DR prevalence of DR higher in T1s; T2s have the major burden….

One of the microvascular complications of type 1 and type 2 diabetes is diabetic retinopathy (DR), which can cause blindness and low vision in this patient population along with other age-related eyes condition. Many screening programs have been introduced and implemented worldwide to better detect, diagnose, and treat DR. The goal of this study was to determine the prevalence of DR using a large community based screening programme in order to accurately estimate the future burden of this specific and debilitating complication of diabetes.

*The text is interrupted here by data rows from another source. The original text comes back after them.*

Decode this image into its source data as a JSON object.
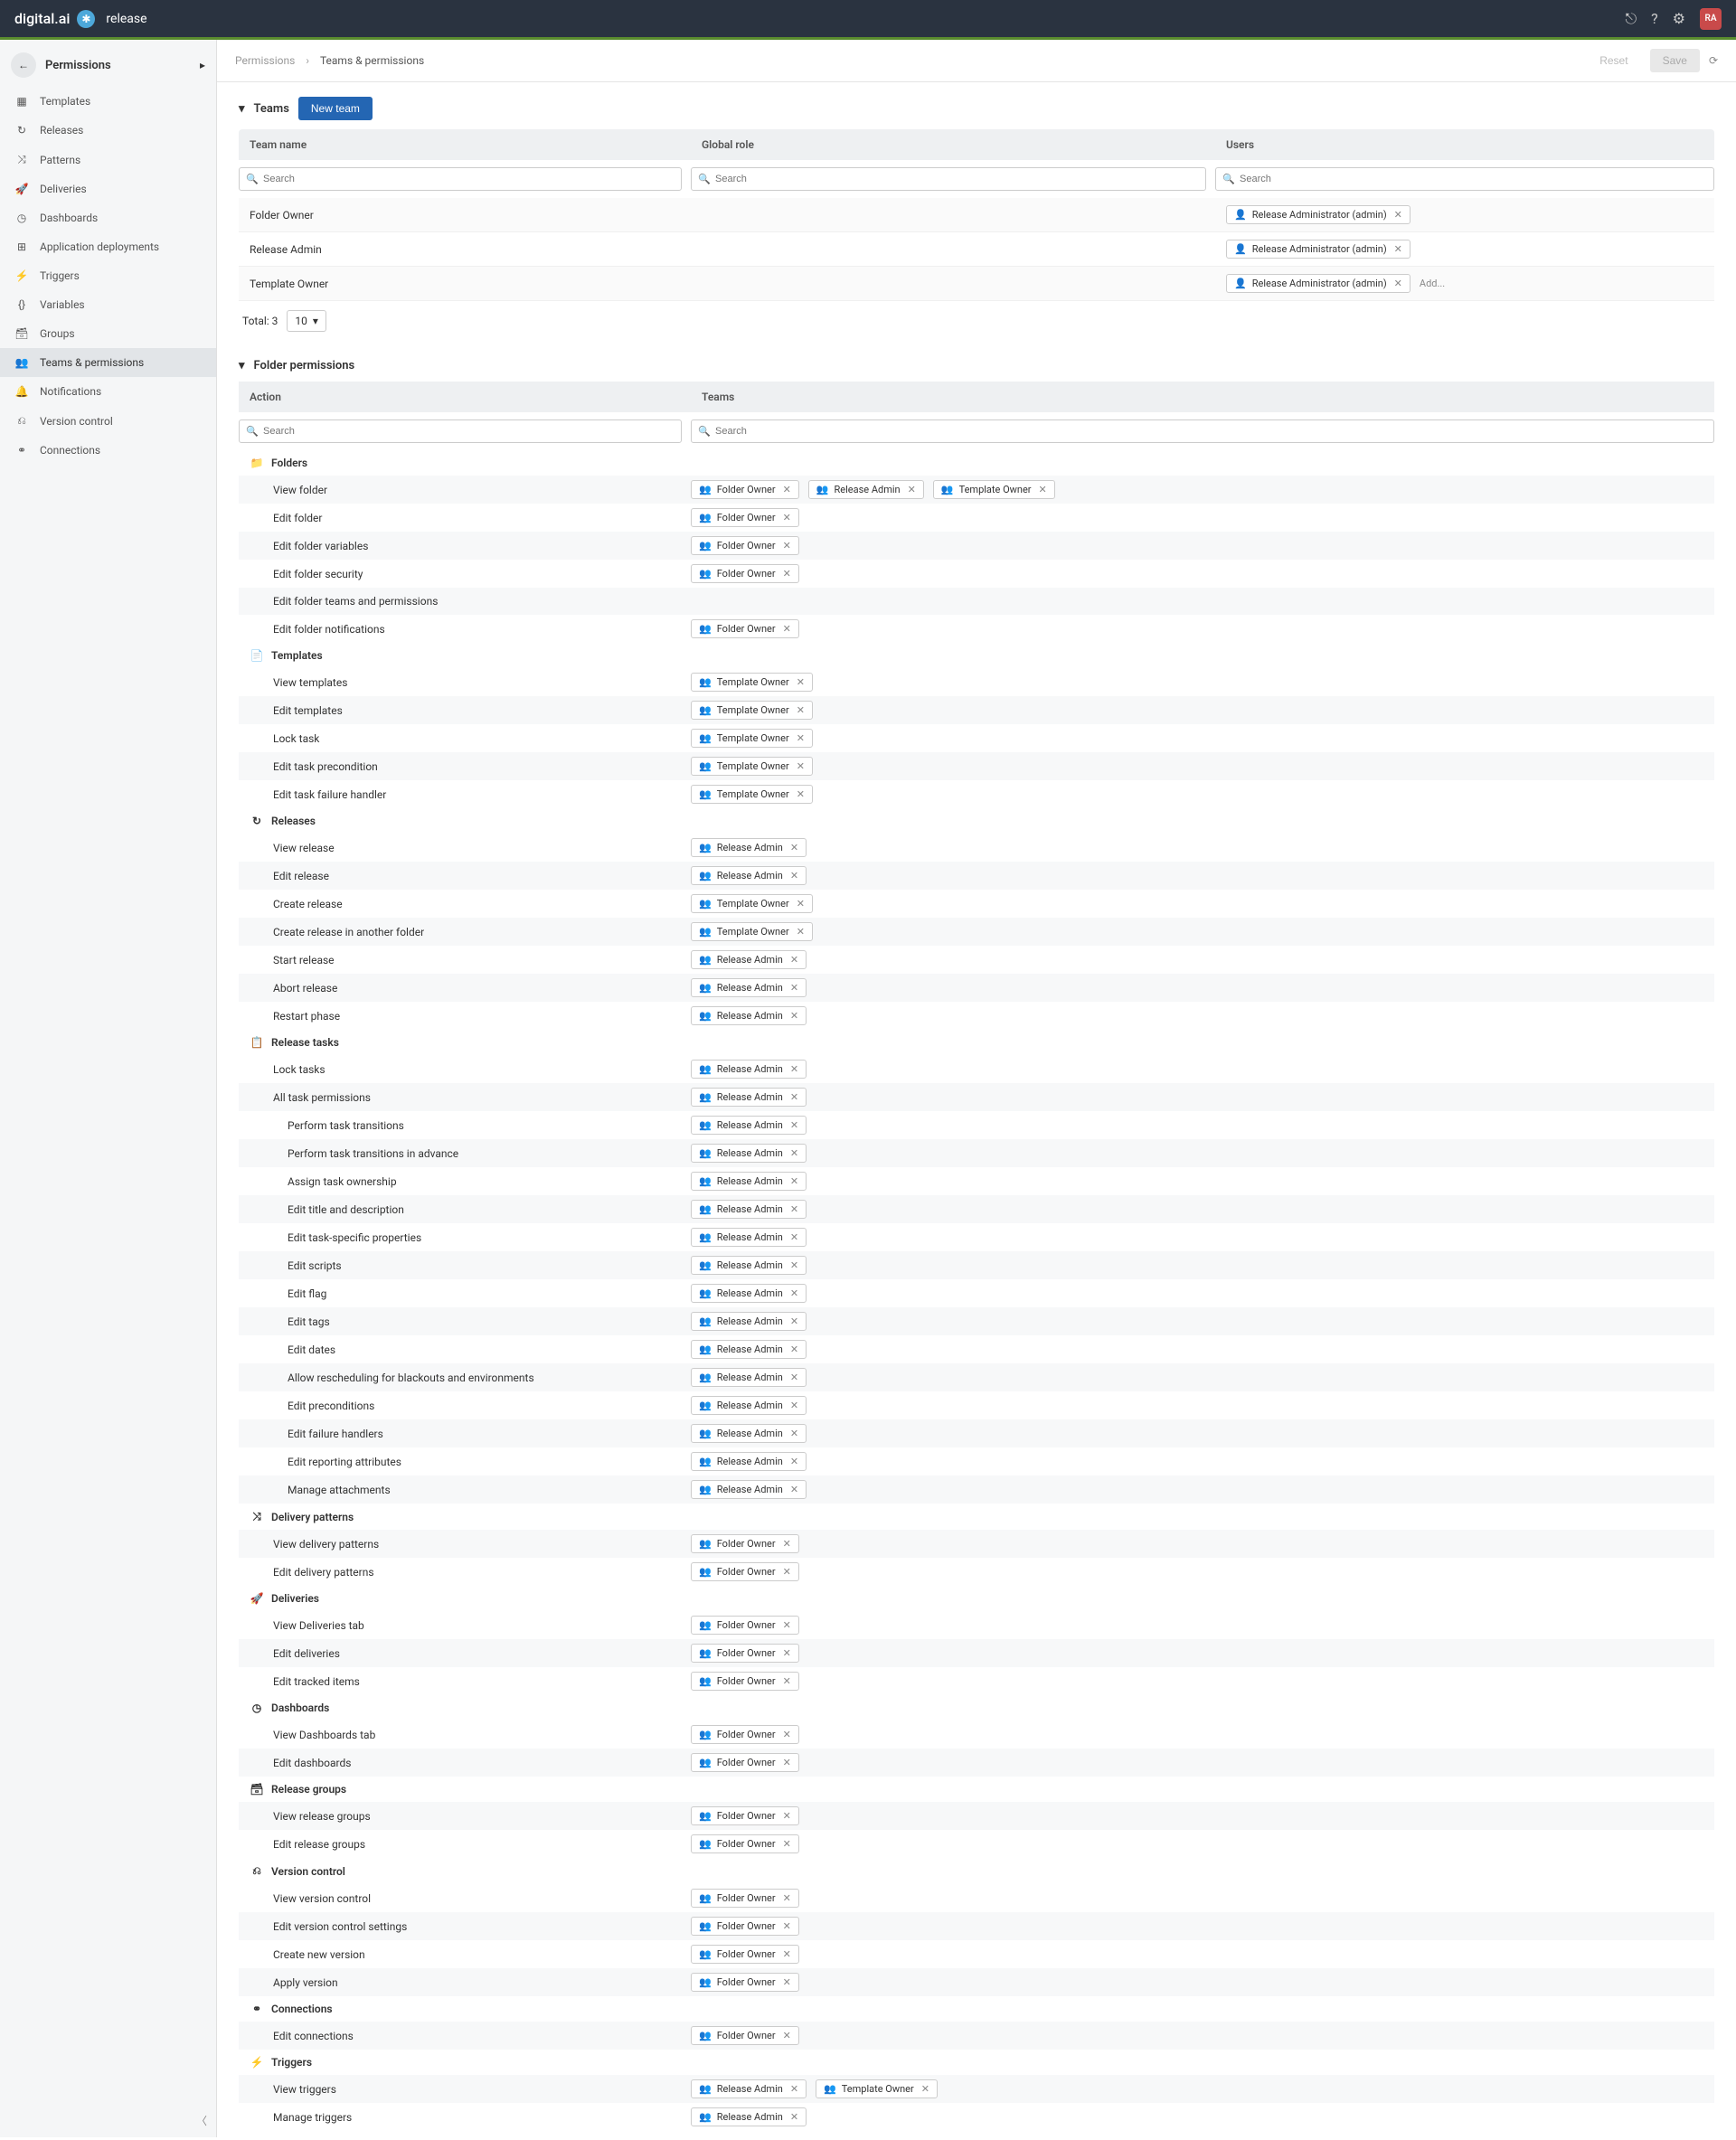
{
  "header": {
    "brand": "digital.ai",
    "product": "release",
    "avatar": "RA"
  },
  "sidebar": {
    "title": "Permissions",
    "items": [
      {
        "label": "Templates"
      },
      {
        "label": "Releases"
      },
      {
        "label": "Patterns"
      },
      {
        "label": "Deliveries"
      },
      {
        "label": "Dashboards"
      },
      {
        "label": "Application deployments"
      },
      {
        "label": "Triggers"
      },
      {
        "label": "Variables"
      },
      {
        "label": "Groups"
      },
      {
        "label": "Teams & permissions"
      },
      {
        "label": "Notifications"
      },
      {
        "label": "Version control"
      },
      {
        "label": "Connections"
      }
    ]
  },
  "breadcrumb": {
    "root": "Permissions",
    "current": "Teams & permissions"
  },
  "actions": {
    "reset": "Reset",
    "save": "Save"
  },
  "teams": {
    "title": "Teams",
    "newTeam": "New team",
    "cols": {
      "name": "Team name",
      "role": "Global role",
      "users": "Users"
    },
    "searchPh": "Search",
    "rows": [
      {
        "name": "Folder Owner",
        "user": "Release Administrator (admin)"
      },
      {
        "name": "Release Admin",
        "user": "Release Administrator (admin)"
      },
      {
        "name": "Template Owner",
        "user": "Release Administrator (admin)"
      }
    ],
    "addLabel": "Add...",
    "total": "Total: 3",
    "pageSize": "10"
  },
  "folderPerms": {
    "title": "Folder permissions",
    "cols": {
      "action": "Action",
      "teams": "Teams"
    },
    "searchPh": "Search",
    "groups": [
      {
        "name": "Folders",
        "actions": [
          {
            "label": "View folder",
            "teams": [
              "Folder Owner",
              "Release Admin",
              "Template Owner"
            ]
          },
          {
            "label": "Edit folder",
            "teams": [
              "Folder Owner"
            ]
          },
          {
            "label": "Edit folder variables",
            "teams": [
              "Folder Owner"
            ]
          },
          {
            "label": "Edit folder security",
            "teams": [
              "Folder Owner"
            ]
          },
          {
            "label": "Edit folder teams and permissions",
            "teams": []
          },
          {
            "label": "Edit folder notifications",
            "teams": [
              "Folder Owner"
            ]
          }
        ]
      },
      {
        "name": "Templates",
        "actions": [
          {
            "label": "View templates",
            "teams": [
              "Template Owner"
            ]
          },
          {
            "label": "Edit templates",
            "teams": [
              "Template Owner"
            ]
          },
          {
            "label": "Lock task",
            "teams": [
              "Template Owner"
            ]
          },
          {
            "label": "Edit task precondition",
            "teams": [
              "Template Owner"
            ]
          },
          {
            "label": "Edit task failure handler",
            "teams": [
              "Template Owner"
            ]
          }
        ]
      },
      {
        "name": "Releases",
        "actions": [
          {
            "label": "View release",
            "teams": [
              "Release Admin"
            ]
          },
          {
            "label": "Edit release",
            "teams": [
              "Release Admin"
            ]
          },
          {
            "label": "Create release",
            "teams": [
              "Template Owner"
            ]
          },
          {
            "label": "Create release in another folder",
            "teams": [
              "Template Owner"
            ]
          },
          {
            "label": "Start release",
            "teams": [
              "Release Admin"
            ]
          },
          {
            "label": "Abort release",
            "teams": [
              "Release Admin"
            ]
          },
          {
            "label": "Restart phase",
            "teams": [
              "Release Admin"
            ]
          }
        ]
      },
      {
        "name": "Release tasks",
        "actions": [
          {
            "label": "Lock tasks",
            "teams": [
              "Release Admin"
            ]
          },
          {
            "label": "All task permissions",
            "teams": [
              "Release Admin"
            ]
          },
          {
            "label": "Perform task transitions",
            "indent": true,
            "teams": [
              "Release Admin"
            ]
          },
          {
            "label": "Perform task transitions in advance",
            "indent": true,
            "teams": [
              "Release Admin"
            ]
          },
          {
            "label": "Assign task ownership",
            "indent": true,
            "teams": [
              "Release Admin"
            ]
          },
          {
            "label": "Edit title and description",
            "indent": true,
            "teams": [
              "Release Admin"
            ]
          },
          {
            "label": "Edit task-specific properties",
            "indent": true,
            "teams": [
              "Release Admin"
            ]
          },
          {
            "label": "Edit scripts",
            "indent": true,
            "teams": [
              "Release Admin"
            ]
          },
          {
            "label": "Edit flag",
            "indent": true,
            "teams": [
              "Release Admin"
            ]
          },
          {
            "label": "Edit tags",
            "indent": true,
            "teams": [
              "Release Admin"
            ]
          },
          {
            "label": "Edit dates",
            "indent": true,
            "teams": [
              "Release Admin"
            ]
          },
          {
            "label": "Allow rescheduling for blackouts and environments",
            "indent": true,
            "teams": [
              "Release Admin"
            ]
          },
          {
            "label": "Edit preconditions",
            "indent": true,
            "teams": [
              "Release Admin"
            ]
          },
          {
            "label": "Edit failure handlers",
            "indent": true,
            "teams": [
              "Release Admin"
            ]
          },
          {
            "label": "Edit reporting attributes",
            "indent": true,
            "teams": [
              "Release Admin"
            ]
          },
          {
            "label": "Manage attachments",
            "indent": true,
            "teams": [
              "Release Admin"
            ]
          }
        ]
      },
      {
        "name": "Delivery patterns",
        "actions": [
          {
            "label": "View delivery patterns",
            "teams": [
              "Folder Owner"
            ]
          },
          {
            "label": "Edit delivery patterns",
            "teams": [
              "Folder Owner"
            ]
          }
        ]
      },
      {
        "name": "Deliveries",
        "actions": [
          {
            "label": "View Deliveries tab",
            "teams": [
              "Folder Owner"
            ]
          },
          {
            "label": "Edit deliveries",
            "teams": [
              "Folder Owner"
            ]
          },
          {
            "label": "Edit tracked items",
            "teams": [
              "Folder Owner"
            ]
          }
        ]
      },
      {
        "name": "Dashboards",
        "actions": [
          {
            "label": "View Dashboards tab",
            "teams": [
              "Folder Owner"
            ]
          },
          {
            "label": "Edit dashboards",
            "teams": [
              "Folder Owner"
            ]
          }
        ]
      },
      {
        "name": "Release groups",
        "actions": [
          {
            "label": "View release groups",
            "teams": [
              "Folder Owner"
            ]
          },
          {
            "label": "Edit release groups",
            "teams": [
              "Folder Owner"
            ]
          }
        ]
      },
      {
        "name": "Version control",
        "actions": [
          {
            "label": "View version control",
            "teams": [
              "Folder Owner"
            ]
          },
          {
            "label": "Edit version control settings",
            "teams": [
              "Folder Owner"
            ]
          },
          {
            "label": "Create new version",
            "teams": [
              "Folder Owner"
            ]
          },
          {
            "label": "Apply version",
            "teams": [
              "Folder Owner"
            ]
          }
        ]
      },
      {
        "name": "Connections",
        "actions": [
          {
            "label": "Edit connections",
            "teams": [
              "Folder Owner"
            ]
          }
        ]
      },
      {
        "name": "Triggers",
        "actions": [
          {
            "label": "View triggers",
            "teams": [
              "Release Admin",
              "Template Owner"
            ]
          },
          {
            "label": "Manage triggers",
            "teams": [
              "Release Admin"
            ]
          }
        ]
      }
    ]
  }
}
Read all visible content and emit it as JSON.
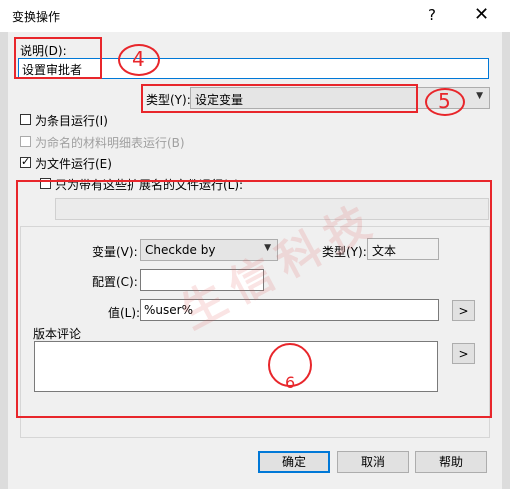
{
  "window": {
    "title": "变换操作",
    "help": "?",
    "close": "✕"
  },
  "description": {
    "label": "说明(D):",
    "value": "设置审批者"
  },
  "type": {
    "label": "类型(Y):",
    "value": "设定变量"
  },
  "options": {
    "per_item": "为条目运行(I)",
    "named_bom": "为命名的材料明细表运行(B)",
    "per_file": "为文件运行(E)",
    "ext_only": "只为带有这些扩展名的文件运行(L):"
  },
  "variable": {
    "label": "变量(V):",
    "value": "Checkde by",
    "type_label": "类型(Y):",
    "type_value": "文本"
  },
  "config": {
    "label": "配置(C):",
    "value": ""
  },
  "value_field": {
    "label": "值(L):",
    "value": "%user%",
    "button": ">"
  },
  "comment": {
    "label": "版本评论",
    "value": "",
    "button": ">"
  },
  "buttons": {
    "ok": "确定",
    "cancel": "取消",
    "help": "帮助"
  },
  "annotations": {
    "n4": "4",
    "n5": "5",
    "n6": "6"
  },
  "watermark": "生信科技",
  "colors": {
    "annotation": "#e8262b",
    "accent": "#0078d7"
  }
}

A total of 220 locations throughout Wales were included in the community-based mobile screening service called National Diabetic Retinopathy Screening Service for Wales (DRSSW). Screening inclusion criteria included diabetic patients with age ≥ 12 years without any eye-related diseases. Exclusion criteria included patients <12 years old, those who were already under the care of hospital eye services (HES) for DR-related reasons, and those with medical reasons. For type 1 diabetes, age at diagnosis was divided into subgroups ≤12 yrs, 13–23 yrs and ≥24 yrs. Diabetes duration was also divided into subgroups <10 yrs, 10–19 yrs and ≥20 years. For type 2 diabetes, the subgroups for age at diagnosis were ≤55 yrs, 56–66 yrs and ≥67 yrs, and for diabetes duration were <5 years, 5–9 years and ≥10 years, respectively. Several tests such as t-tests and chi-squared tests with p value of <0.05 were used for statistical analyses. Logistic regression analyses were also performed to assess the association of variables to DR status.

From January 2015 to November 2009, a total of 91,393 patients including 5,003 type 1 diabetic patients and 86,390 type 2 diabetic patients were screened by DRSSW. The prevalence of any DR were 56.3% in type 1 diabetic and 30.9% in type 2 diabetic. For sight-threatening DR (STDR), the prevalence were 11.2% in type 1 diabetic and 2.9% in type 2 diabetic. For non-sight-threatening DR (NSTDR), prevalence were 45.1% in type 1 diabetic and 28.1% in type 2 diabetic. The study also showed that type 1 diabetic patients with STDR were more likely to be male, younger at the time of diagnosis, with a longer duration of diabetes, and older at first screening compared to those without DR. Type 2 diabetic patients with STDR were also more likely to be male, younger at the screening event, with a longer duration of diabetes, and more likely to receive insulin therapy compared to those without DR. Thus, the study showed an association between duration of diabetes and insulin therapy and STDR as well as NSTDR in type 1 and 2 diabetic patients.

In conclusion, the prevalence of DR was higher in people with type 1 diabetes; however, type 2 diabetic patients have the major burden. Early detection will ensure that patients will be assessed and treated early; thus, patient outcomes will be improved.

Practice Pearls:

  • The prevalence of DR was higher in people with type 1 diabetes; however, type 2 diabetic patients have the major burden.
  • Increasing duration of diabetes was the most significant risk factor for any DR in patients with type 1 and 2 diabetes.
  • Higher risk for DR was associated with the use of insulin.

Thomas, Rebecca L et al. “Prevalence of Diabetic Retinopathy Within a National Diabetic Retinopathy Screening Service.”The British Journal of Ophthalmology. 2015;99(1):64-68.